Assume now that the Video provided by processor P2 represents an image such as illustrated in FIG. 5B comprising an object X2 in a reference background. The Video, Priority and Key for picture points within the boundary of X1 are denoted as V2 P2 K2, of which P2 >P1. For the background the corresponding signals are R 0 0. The three way contest in the selector S2 between the winner and runner up inputs from Sz and the "new" input from P2 produces the results shown below FIG. 5b during the representative line period to to te. The signals during other line periods can be deduced.
If the winner and runner up signals produced from S2 are applied to the combiner C2, consideration of the operation of FIG. 4 on the signals occurring during the line period to to te will reveal that the output of combiner will represent the object X2 superimposed on X1 where there is overlap, as indicated in FIG. 5B, and that linear keying is achieved.
If different processors P should provide respective video signals representing different but exactly overlapping objects which pre-empt the winner and runner up positions, the effect of the winner's Key, when combination takes place may produce an undesirable effect. This effect arises because the Key, in participating in the combination will add at the edges of the winning object a proportion of the runner up object which would not be otehrwise apparent in the combine picture.
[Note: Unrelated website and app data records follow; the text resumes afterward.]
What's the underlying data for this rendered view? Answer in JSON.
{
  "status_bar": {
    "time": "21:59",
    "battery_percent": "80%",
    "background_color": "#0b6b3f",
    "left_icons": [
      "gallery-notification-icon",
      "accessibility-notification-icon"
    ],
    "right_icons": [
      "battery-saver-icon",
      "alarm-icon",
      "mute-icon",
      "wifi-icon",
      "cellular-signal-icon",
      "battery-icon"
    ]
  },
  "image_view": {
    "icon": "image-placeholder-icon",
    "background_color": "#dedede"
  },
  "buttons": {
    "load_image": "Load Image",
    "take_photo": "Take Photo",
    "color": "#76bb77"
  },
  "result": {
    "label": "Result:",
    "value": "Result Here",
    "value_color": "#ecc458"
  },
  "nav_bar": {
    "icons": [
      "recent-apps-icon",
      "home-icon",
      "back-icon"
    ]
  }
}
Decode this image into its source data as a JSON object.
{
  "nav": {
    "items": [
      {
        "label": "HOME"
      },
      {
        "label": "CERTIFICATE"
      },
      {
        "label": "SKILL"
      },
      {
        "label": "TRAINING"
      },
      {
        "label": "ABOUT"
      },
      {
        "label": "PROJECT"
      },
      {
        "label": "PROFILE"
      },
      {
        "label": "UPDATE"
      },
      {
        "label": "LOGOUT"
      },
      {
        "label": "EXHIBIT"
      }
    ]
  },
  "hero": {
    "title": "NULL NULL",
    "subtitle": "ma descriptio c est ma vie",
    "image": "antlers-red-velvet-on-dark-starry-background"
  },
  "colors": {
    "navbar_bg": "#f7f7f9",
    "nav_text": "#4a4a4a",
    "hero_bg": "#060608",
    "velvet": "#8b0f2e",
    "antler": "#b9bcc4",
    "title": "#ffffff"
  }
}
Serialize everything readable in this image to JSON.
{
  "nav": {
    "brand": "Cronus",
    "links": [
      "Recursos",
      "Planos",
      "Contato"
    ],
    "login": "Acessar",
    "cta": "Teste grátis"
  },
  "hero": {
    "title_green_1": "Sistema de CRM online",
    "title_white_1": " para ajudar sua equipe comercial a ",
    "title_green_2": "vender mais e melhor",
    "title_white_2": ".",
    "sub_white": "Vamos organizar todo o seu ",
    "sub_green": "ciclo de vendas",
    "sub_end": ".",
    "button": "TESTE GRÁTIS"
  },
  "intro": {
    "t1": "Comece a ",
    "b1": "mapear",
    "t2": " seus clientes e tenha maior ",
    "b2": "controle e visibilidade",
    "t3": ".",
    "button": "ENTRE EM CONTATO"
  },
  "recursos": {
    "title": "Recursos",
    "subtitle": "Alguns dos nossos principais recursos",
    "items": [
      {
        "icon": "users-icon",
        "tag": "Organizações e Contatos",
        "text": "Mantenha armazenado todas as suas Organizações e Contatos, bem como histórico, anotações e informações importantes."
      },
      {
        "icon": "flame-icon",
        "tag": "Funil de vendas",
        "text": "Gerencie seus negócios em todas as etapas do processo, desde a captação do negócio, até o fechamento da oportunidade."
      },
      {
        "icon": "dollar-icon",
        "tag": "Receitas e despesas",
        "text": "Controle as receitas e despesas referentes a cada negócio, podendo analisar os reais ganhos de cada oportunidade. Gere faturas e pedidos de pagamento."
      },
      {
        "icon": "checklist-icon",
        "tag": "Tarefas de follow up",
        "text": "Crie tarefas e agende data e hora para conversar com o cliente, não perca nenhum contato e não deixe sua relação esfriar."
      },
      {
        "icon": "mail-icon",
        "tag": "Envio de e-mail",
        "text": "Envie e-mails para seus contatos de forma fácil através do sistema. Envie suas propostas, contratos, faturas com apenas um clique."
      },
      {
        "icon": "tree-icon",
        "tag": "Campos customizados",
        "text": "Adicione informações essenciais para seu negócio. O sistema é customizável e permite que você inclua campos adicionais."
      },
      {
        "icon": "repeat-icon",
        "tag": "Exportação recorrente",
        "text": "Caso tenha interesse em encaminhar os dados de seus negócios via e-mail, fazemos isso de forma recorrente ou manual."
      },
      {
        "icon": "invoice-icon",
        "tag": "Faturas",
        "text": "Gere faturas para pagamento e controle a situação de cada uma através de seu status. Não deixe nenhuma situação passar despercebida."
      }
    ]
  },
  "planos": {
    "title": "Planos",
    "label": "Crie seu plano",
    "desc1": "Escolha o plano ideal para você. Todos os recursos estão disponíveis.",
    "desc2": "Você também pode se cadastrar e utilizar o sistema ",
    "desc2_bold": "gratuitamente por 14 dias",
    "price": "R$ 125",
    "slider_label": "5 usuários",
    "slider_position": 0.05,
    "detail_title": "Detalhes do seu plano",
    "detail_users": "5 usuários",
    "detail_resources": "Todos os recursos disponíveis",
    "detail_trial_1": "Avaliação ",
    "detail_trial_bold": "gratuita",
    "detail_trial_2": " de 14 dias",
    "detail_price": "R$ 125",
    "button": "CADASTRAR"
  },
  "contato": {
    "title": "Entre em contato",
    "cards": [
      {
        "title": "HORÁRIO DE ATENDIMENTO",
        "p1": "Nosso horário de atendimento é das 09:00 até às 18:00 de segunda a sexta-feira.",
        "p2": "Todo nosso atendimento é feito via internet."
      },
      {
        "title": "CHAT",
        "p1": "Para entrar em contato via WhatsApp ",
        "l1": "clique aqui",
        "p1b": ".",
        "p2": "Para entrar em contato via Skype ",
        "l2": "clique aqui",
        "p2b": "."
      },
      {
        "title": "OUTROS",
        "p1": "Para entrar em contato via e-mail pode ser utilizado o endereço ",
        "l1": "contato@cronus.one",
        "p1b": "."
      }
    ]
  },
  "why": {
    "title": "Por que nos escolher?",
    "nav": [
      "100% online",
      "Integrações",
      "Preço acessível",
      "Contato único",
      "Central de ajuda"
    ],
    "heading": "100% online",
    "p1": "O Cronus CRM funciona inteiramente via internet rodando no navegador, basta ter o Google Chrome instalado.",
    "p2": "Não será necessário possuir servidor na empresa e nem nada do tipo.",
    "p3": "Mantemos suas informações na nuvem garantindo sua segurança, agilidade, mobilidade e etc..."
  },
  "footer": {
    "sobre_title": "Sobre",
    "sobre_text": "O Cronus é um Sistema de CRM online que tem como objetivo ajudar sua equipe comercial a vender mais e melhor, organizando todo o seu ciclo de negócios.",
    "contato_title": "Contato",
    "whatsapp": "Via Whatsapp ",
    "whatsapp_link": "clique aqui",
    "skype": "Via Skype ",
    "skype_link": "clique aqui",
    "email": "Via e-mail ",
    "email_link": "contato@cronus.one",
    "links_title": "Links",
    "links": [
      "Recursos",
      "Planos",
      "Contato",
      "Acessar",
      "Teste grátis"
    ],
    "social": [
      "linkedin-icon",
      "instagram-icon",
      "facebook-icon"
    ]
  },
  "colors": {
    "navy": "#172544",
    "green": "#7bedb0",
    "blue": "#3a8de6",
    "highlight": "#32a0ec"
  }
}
The effect can be avoided, however, by modification of the selectors in such a way as to block the selection of a new runner up and retain the old runner up at any picture points for which the Key for the winner and the Key for the potential runner up are both not zero and not 1, i.e. both are between 0 and 1.
Alternatively the selection may be blocked when the key for the winner is greater than or equal to the key for the potential runner up and both are not 1.
If more than two video inputs are required from a preceding selector, the design can be generalised for N video signals by adding more selectors in the selector unit S. For a design with N cascaded signals, N video and priority signals and N-1 key signals must be passed between units, and each unit will require N video selectors, the first having two inputs, the second three, and so on up to having 2 to N inputs.
If a processor P in FIG. 2 is to present M multiple image objects to the system it does not need to present M separate video, key and priority channels and to have M separate selectors S. Since only two video signals can be passed on to the next stage of processing, such a multi-object processor can be simplified to appear as two single object processors. Such a processor might be realised as two processor stages as drawn on FIG. 2. However, a simpler version may be arranged to produce only a single Video and Key with two priorities.
The invention may, of course, take a variety of other practical forms.